What parents need to know
Parents Need to Know
Parents need to know that The Boy on the Porch is an easy-to-read, simple-to-follow chapter book by Newbery Medal-winning author Sharon Creech (Walk Two Moons). It's about a young mute boy who unexpectedly turns up asleep on the front porch of a childless couple's farmhouse, with a note asking that he be taken care of until the unknown writer of the note can return to get him. The tension in the story comes from the boy's new caretakers struggling to provide a loving and stimulating home while also trying to find who left the boy. The book could provoke fears of abandonment -- who leaves a child on the porch of a stranger's house? -- but the couple is so thoughtful and kind, and the boy's life with them so idyllic, that the overall tone is mostly positive.
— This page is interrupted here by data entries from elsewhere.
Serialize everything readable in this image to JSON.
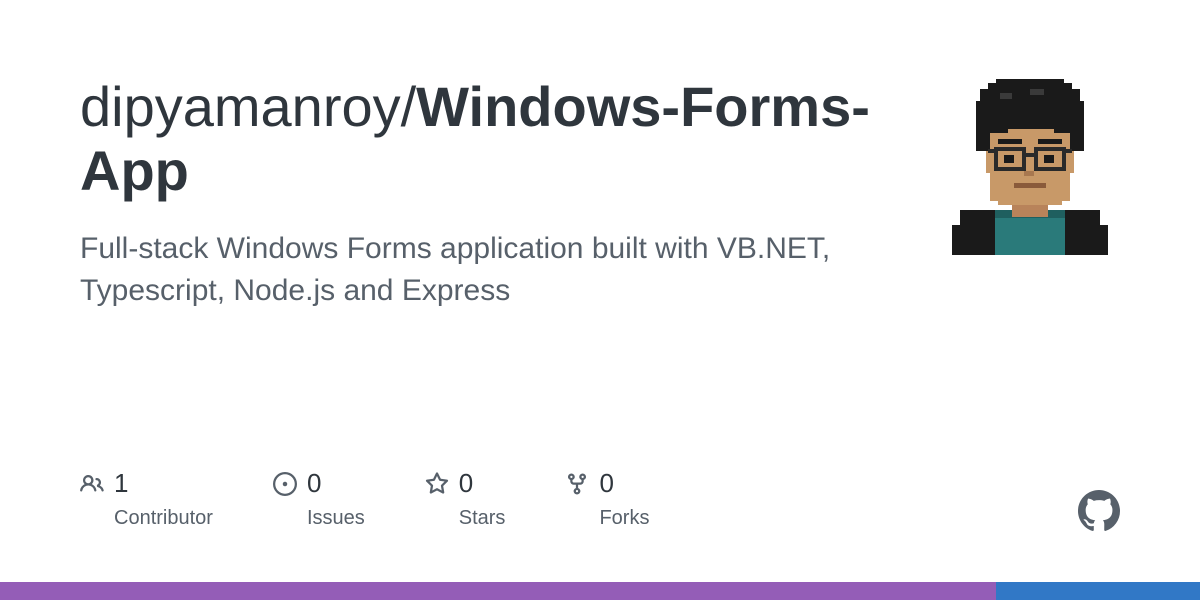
{
  "repo": {
    "owner": "dipyamanroy",
    "name": "Windows-Forms-App",
    "description": "Full-stack Windows Forms application built with VB.NET, Typescript, Node.js and Express"
  },
  "stats": {
    "contributors": {
      "count": "1",
      "label": "Contributor"
    },
    "issues": {
      "count": "0",
      "label": "Issues"
    },
    "stars": {
      "count": "0",
      "label": "Stars"
    },
    "forks": {
      "count": "0",
      "label": "Forks"
    }
  },
  "language_bar": [
    {
      "color": "#945db7",
      "width": "83%"
    },
    {
      "color": "#3178c6",
      "width": "17%"
    }
  ]
}
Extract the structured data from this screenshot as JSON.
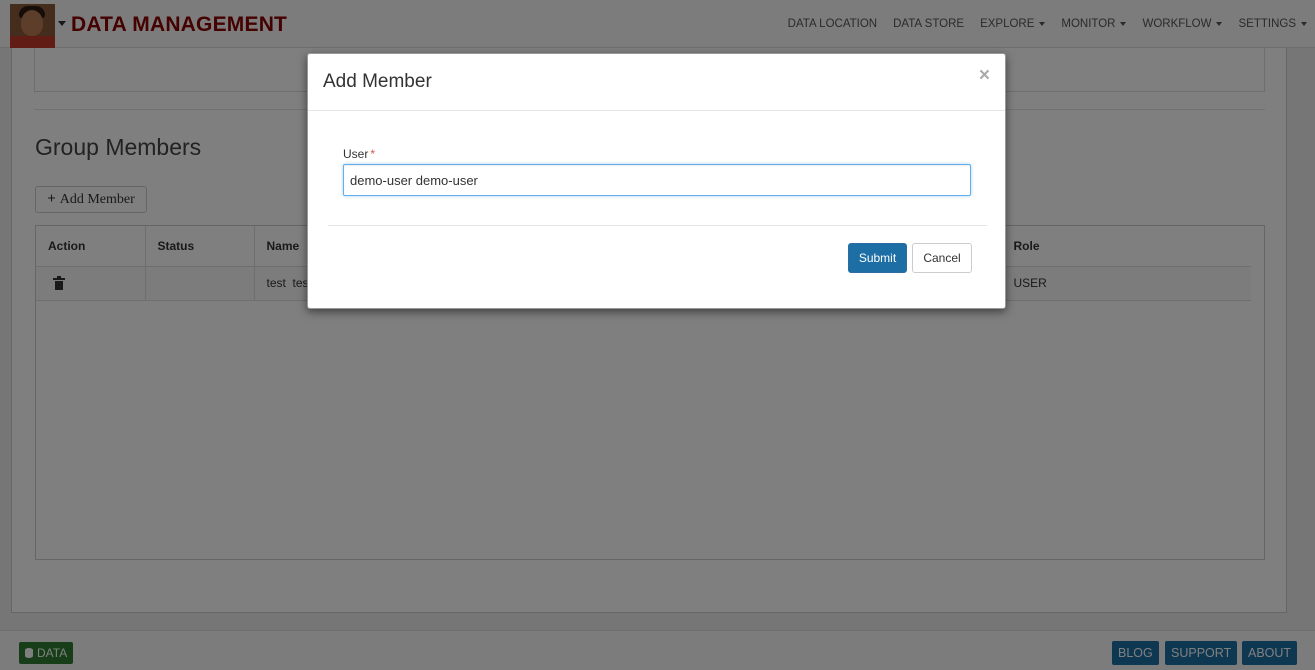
{
  "header": {
    "brand": "DATA MANAGEMENT",
    "nav": [
      {
        "label": "DATA LOCATION",
        "dropdown": false
      },
      {
        "label": "DATA STORE",
        "dropdown": false
      },
      {
        "label": "EXPLORE",
        "dropdown": true
      },
      {
        "label": "MONITOR",
        "dropdown": true
      },
      {
        "label": "WORKFLOW",
        "dropdown": true
      },
      {
        "label": "SETTINGS",
        "dropdown": true
      }
    ]
  },
  "main": {
    "section_title": "Group Members",
    "add_member_label": "Add Member",
    "table": {
      "columns": [
        "Action",
        "Status",
        "Name",
        "Role"
      ],
      "rows": [
        {
          "status": "",
          "name": "test  test",
          "role": "USER"
        }
      ]
    }
  },
  "footer": {
    "data_label": "DATA",
    "links": [
      "BLOG",
      "SUPPORT",
      "ABOUT"
    ]
  },
  "modal": {
    "title": "Add Member",
    "close_glyph": "×",
    "field_label": "User",
    "required_mark": "*",
    "user_value": "demo-user demo-user",
    "submit_label": "Submit",
    "cancel_label": "Cancel"
  },
  "colors": {
    "brand": "#8b0000",
    "primary": "#1c6ea4",
    "footer_data": "#2e7d32",
    "required": "#d9534f"
  }
}
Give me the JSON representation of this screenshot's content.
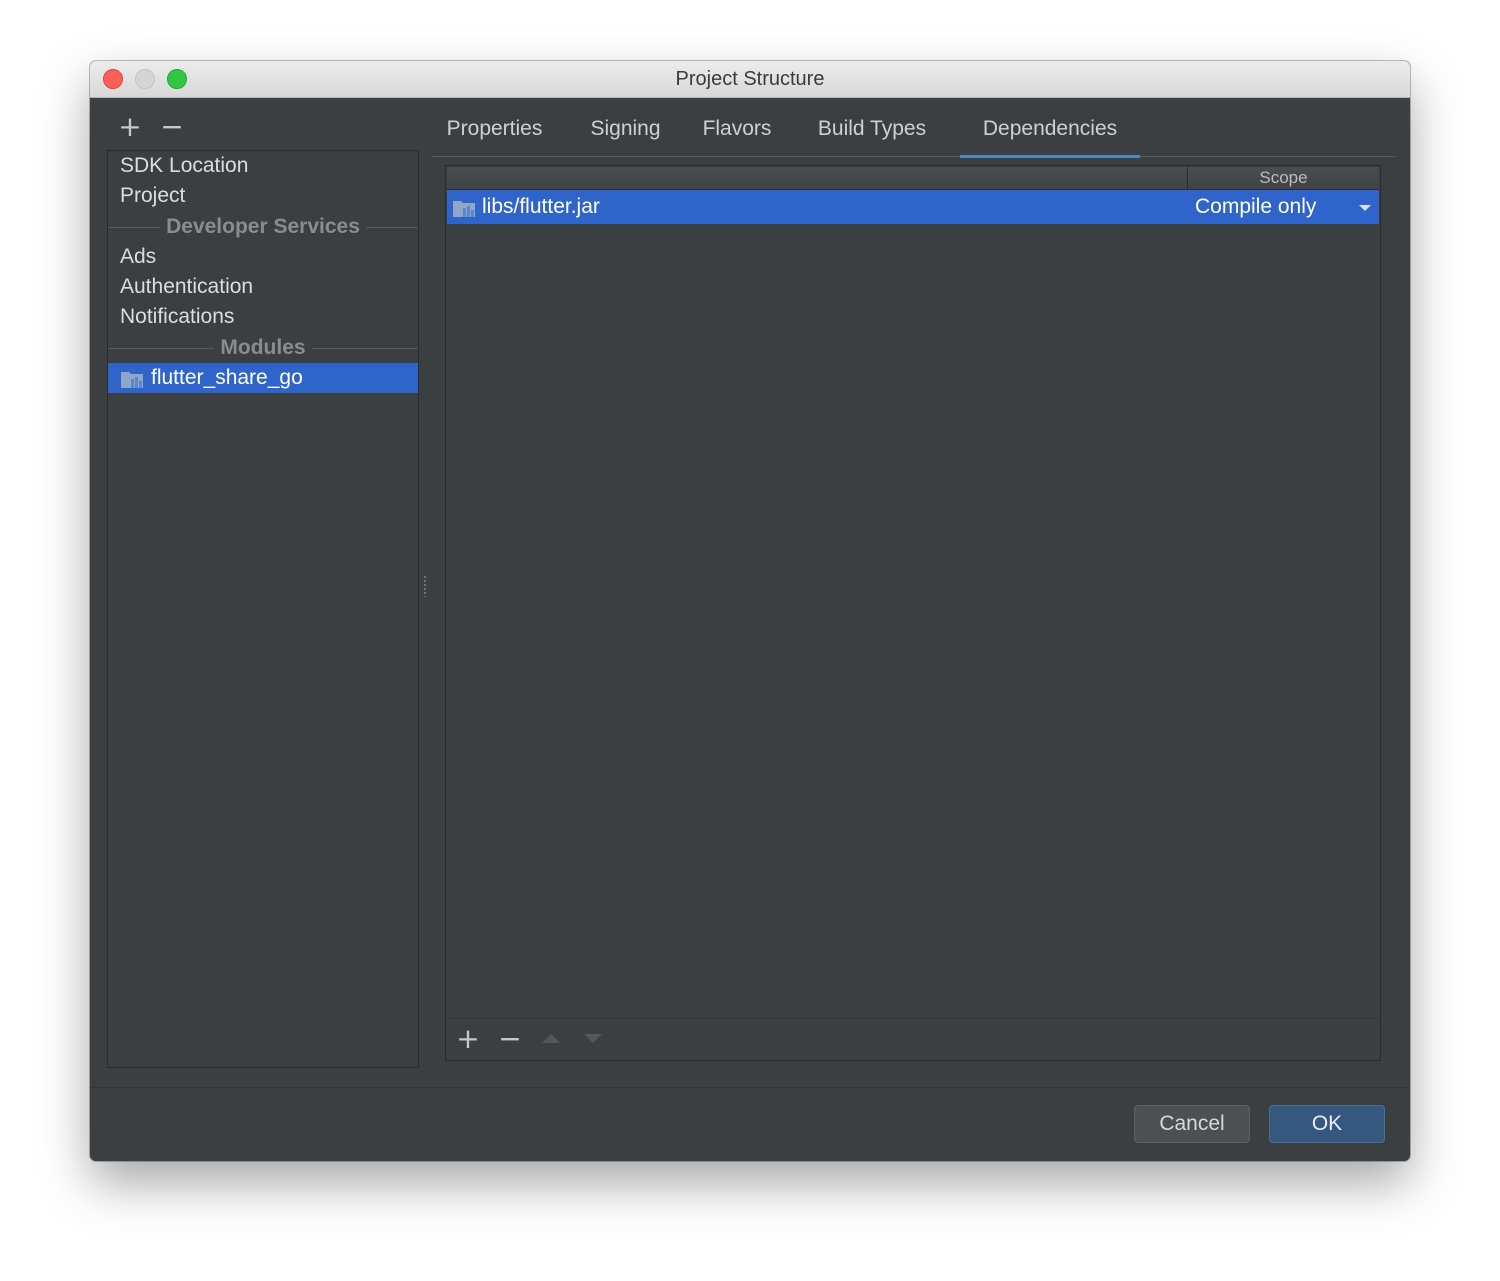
{
  "window": {
    "title": "Project Structure"
  },
  "left_toolbar": {
    "add": "+",
    "remove": "−"
  },
  "sidebar": {
    "items": [
      {
        "label": "SDK Location"
      },
      {
        "label": "Project"
      }
    ],
    "section_developer_services": "Developer Services",
    "services": [
      {
        "label": "Ads"
      },
      {
        "label": "Authentication"
      },
      {
        "label": "Notifications"
      }
    ],
    "section_modules": "Modules",
    "modules": [
      {
        "label": "flutter_share_go",
        "selected": true
      }
    ]
  },
  "tabs": [
    {
      "label": "Properties"
    },
    {
      "label": "Signing"
    },
    {
      "label": "Flavors"
    },
    {
      "label": "Build Types"
    },
    {
      "label": "Dependencies",
      "active": true
    }
  ],
  "dependencies": {
    "columns": [
      "",
      "Scope"
    ],
    "rows": [
      {
        "name": "libs/flutter.jar",
        "scope": "Compile only"
      }
    ],
    "toolbar": {
      "add": "+",
      "remove": "−"
    }
  },
  "buttons": {
    "cancel": "Cancel",
    "ok": "OK"
  },
  "colors": {
    "selection": "#2f65ca",
    "background": "#3c3f41",
    "tab_underline": "#4a88c7"
  }
}
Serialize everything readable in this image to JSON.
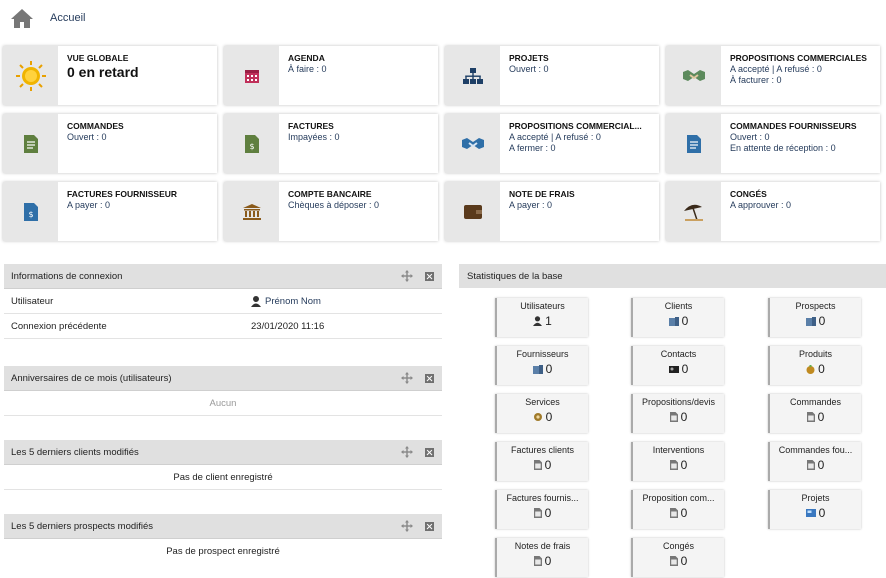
{
  "breadcrumb": {
    "home_label": "Accueil"
  },
  "tiles": [
    {
      "title": "VUE GLOBALE",
      "big": "0 en retard",
      "lines": [],
      "icon": "sun-icon"
    },
    {
      "title": "AGENDA",
      "lines": [
        "À faire : 0"
      ],
      "icon": "calendar-icon"
    },
    {
      "title": "PROJETS",
      "lines": [
        "Ouvert : 0"
      ],
      "icon": "hierarchy-icon"
    },
    {
      "title": "PROPOSITIONS COMMERCIALES",
      "lines": [
        "A accepté | A refusé : 0",
        "À facturer : 0"
      ],
      "icon": "handshake-icon"
    },
    {
      "title": "COMMANDES",
      "lines": [
        "Ouvert : 0"
      ],
      "icon": "document-icon"
    },
    {
      "title": "FACTURES",
      "lines": [
        "Impayées : 0"
      ],
      "icon": "invoice-icon"
    },
    {
      "title": "PROPOSITIONS COMMERCIAL...",
      "lines": [
        "A accepté | A refusé : 0",
        "A fermer : 0"
      ],
      "icon": "handshake-icon"
    },
    {
      "title": "COMMANDES FOURNISSEURS",
      "lines": [
        "Ouvert : 0",
        "En attente de réception : 0"
      ],
      "icon": "document-icon"
    },
    {
      "title": "FACTURES FOURNISSEUR",
      "lines": [
        "A payer : 0"
      ],
      "icon": "invoice-icon"
    },
    {
      "title": "COMPTE BANCAIRE",
      "lines": [
        "Chèques à déposer : 0"
      ],
      "icon": "bank-icon"
    },
    {
      "title": "NOTE DE FRAIS",
      "lines": [
        "A payer : 0"
      ],
      "icon": "wallet-icon"
    },
    {
      "title": "CONGÉS",
      "lines": [
        "A approuver : 0"
      ],
      "icon": "beach-umbrella-icon"
    }
  ],
  "login_panel": {
    "title": "Informations de connexion",
    "rows": [
      {
        "label": "Utilisateur",
        "value": "Prénom Nom"
      },
      {
        "label": "Connexion précédente",
        "value": "23/01/2020 11:16"
      }
    ]
  },
  "birthdays_panel": {
    "title": "Anniversaires de ce mois (utilisateurs)",
    "empty": "Aucun"
  },
  "clients_panel": {
    "title": "Les 5 derniers clients modifiés",
    "empty": "Pas de client enregistré"
  },
  "prospects_panel": {
    "title": "Les 5 derniers prospects modifiés",
    "empty": "Pas de prospect enregistré"
  },
  "stats_panel": {
    "title": "Statistiques de la base",
    "items": [
      {
        "label": "Utilisateurs",
        "value": "1",
        "icon": "user-icon"
      },
      {
        "label": "Clients",
        "value": "0",
        "icon": "building-icon"
      },
      {
        "label": "Prospects",
        "value": "0",
        "icon": "building-icon"
      },
      {
        "label": "Fournisseurs",
        "value": "0",
        "icon": "building-icon"
      },
      {
        "label": "Contacts",
        "value": "0",
        "icon": "contact-icon"
      },
      {
        "label": "Produits",
        "value": "0",
        "icon": "product-icon"
      },
      {
        "label": "Services",
        "value": "0",
        "icon": "service-icon"
      },
      {
        "label": "Propositions/devis",
        "value": "0",
        "icon": "doc-icon"
      },
      {
        "label": "Commandes",
        "value": "0",
        "icon": "doc-icon"
      },
      {
        "label": "Factures clients",
        "value": "0",
        "icon": "doc-icon"
      },
      {
        "label": "Interventions",
        "value": "0",
        "icon": "doc-icon"
      },
      {
        "label": "Commandes fou...",
        "value": "0",
        "icon": "doc-icon"
      },
      {
        "label": "Factures fournis...",
        "value": "0",
        "icon": "doc-icon"
      },
      {
        "label": "Proposition com...",
        "value": "0",
        "icon": "doc-icon"
      },
      {
        "label": "Projets",
        "value": "0",
        "icon": "project-icon"
      },
      {
        "label": "Notes de frais",
        "value": "0",
        "icon": "doc-icon"
      },
      {
        "label": "Congés",
        "value": "0",
        "icon": "doc-icon"
      }
    ]
  }
}
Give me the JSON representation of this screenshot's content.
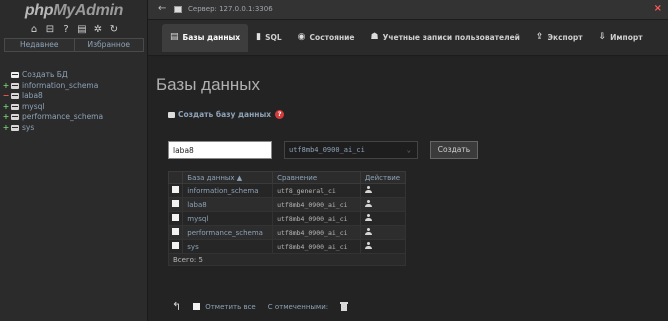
{
  "sidebar": {
    "logo": {
      "main": "php",
      "accent": "MyAdmin"
    },
    "nav_icons": [
      "home-icon",
      "logout-icon",
      "help-icon",
      "docs-icon",
      "settings-icon",
      "reload-icon"
    ],
    "tabs": [
      {
        "label": "Недавнее"
      },
      {
        "label": "Избранное"
      }
    ],
    "tree": [
      {
        "label": "Создать БД",
        "expander": "",
        "kind": "new"
      },
      {
        "label": "information_schema",
        "expander": "+",
        "kind": "db"
      },
      {
        "label": "laba8",
        "expander": "−",
        "kind": "db"
      },
      {
        "label": "mysql",
        "expander": "+",
        "kind": "db"
      },
      {
        "label": "performance_schema",
        "expander": "+",
        "kind": "db"
      },
      {
        "label": "sys",
        "expander": "+",
        "kind": "db"
      }
    ]
  },
  "topbar": {
    "server": "Сервер: 127.0.0.1:3306"
  },
  "tabs": [
    {
      "label": "Базы данных",
      "icon": "database-icon",
      "active": true
    },
    {
      "label": "SQL",
      "icon": "sql-icon",
      "active": false
    },
    {
      "label": "Состояние",
      "icon": "status-icon",
      "active": false
    },
    {
      "label": "Учетные записи пользователей",
      "icon": "users-icon",
      "active": false
    },
    {
      "label": "Экспорт",
      "icon": "export-icon",
      "active": false
    },
    {
      "label": "Импорт",
      "icon": "import-icon",
      "active": false
    }
  ],
  "main": {
    "title": "Базы данных",
    "create_db": {
      "label": "Создать базу данных",
      "name_value": "laba8",
      "collation": "utf8mb4_0900_ai_ci",
      "button": "Создать"
    },
    "table": {
      "headers": {
        "name": "База данных",
        "sort_mark": "▲",
        "collation": "Сравнение",
        "action": "Действие"
      },
      "rows": [
        {
          "name": "information_schema",
          "collation": "utf8_general_ci"
        },
        {
          "name": "laba8",
          "collation": "utf8mb4_0900_ai_ci"
        },
        {
          "name": "mysql",
          "collation": "utf8mb4_0900_ai_ci"
        },
        {
          "name": "performance_schema",
          "collation": "utf8mb4_0900_ai_ci"
        },
        {
          "name": "sys",
          "collation": "utf8mb4_0900_ai_ci"
        }
      ],
      "total": "Всего: 5"
    },
    "footer": {
      "check_all": "Отметить все",
      "with_selected": "С отмеченными:"
    }
  }
}
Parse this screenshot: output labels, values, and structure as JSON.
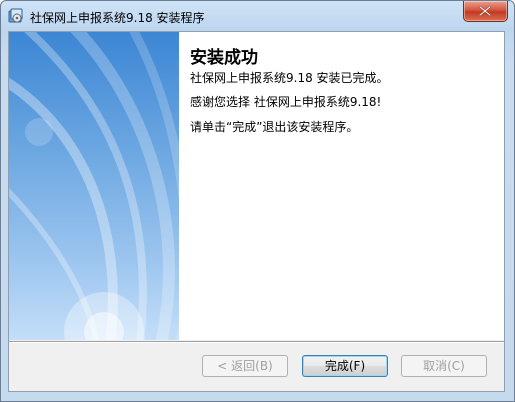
{
  "window": {
    "title": "社保网上申报系统9.18 安装程序"
  },
  "content": {
    "heading": "安装成功",
    "line1": "社保网上申报系统9.18  安装已完成。",
    "line2": "感谢您选择 社保网上申报系统9.18!",
    "line3": "请单击“完成”退出该安装程序。"
  },
  "buttons": {
    "back": "< 返回(B)",
    "finish": "完成(F)",
    "cancel": "取消(C)"
  },
  "icons": {
    "app": "installer-icon",
    "close": "close-icon"
  }
}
There are scenes of frustration and anxiety for both the couple and the boy but no violence at all. The story's resolution might be emotional for some kids -- and parents -- and not what they were expecting.
What's the story?
A young childless couple living on a farm wake one day to the sight of a 6- or 7-year-old boy sleeping on their front porch. A nearby note asks them to care for \"Jacob\" until they are able to come back and get him. The couple, John and Marta, quickly discover that Jacob is mute, but they learn as the days pass that he has an uncanny affinity for music, and he also seems to be able to communicate with the many animals around the farm. While John and Marta do everything they can to make Jacob's life happy and to provide a loving home, they know he'll probably not be with them for long, and they feel it's their responsibility to search for whomever left Jacob with them. What should they tell their neighbors and people in town about how this unusual but remarkable child came into their care? What will happen if and when the writer of the note returns for Jacob?
Is it any good?
This wonderfully told story is, at its core, a mystery: Who is the boy on the porch, and where did he come from? Sharon Creech does a superb job of building tension as the story progresses, balancing vignettes of the boy's happy life on the farm with scenes of the anxious search for his identity.
The chapters are short and the prose simple and straightforward -- much like the humble country people it depicts. Yet there's also a realistic complexity to the main characters, and it's easy to relate to their shifting emotions as situations and circumstances change. This is a great book for young readers, who will enjoy both the story and the mostly fond depiction of rural life (in an unspecified year).
Families can talk about...
Families can talk about John and Marta's decision to keep the details about Jacob's identity -- or what little they know about him -- from their friends and people in town. Should they have told the sheriff the truth right away?
The only modern conveniences mentioned in the book are cars and telephones. Do you think it would be hard to live in a world with no televisions, computers, or cell phones? Would you like to visit or live on a farm?
If a boy like Jacob showed up at your house to stay for a while, what would you teach him? How would you communicate with him?
What do you think happens to Jacob after the main story ends? What effect do you think Jacob has on John and Marta?
|Topics:||Cats, dogs, and mice, Friendship, Horses and farm animals, Misfits and underdogs|
|Publisher:||HarperCollins Children's Books|
|Publication date:||September 3, 2013|
|Number of pages:||151|
|Publisher's recommended age(s):||8 - 12|
|Available on:||Hardback, iBooks, Kindle, Nook, Paperback|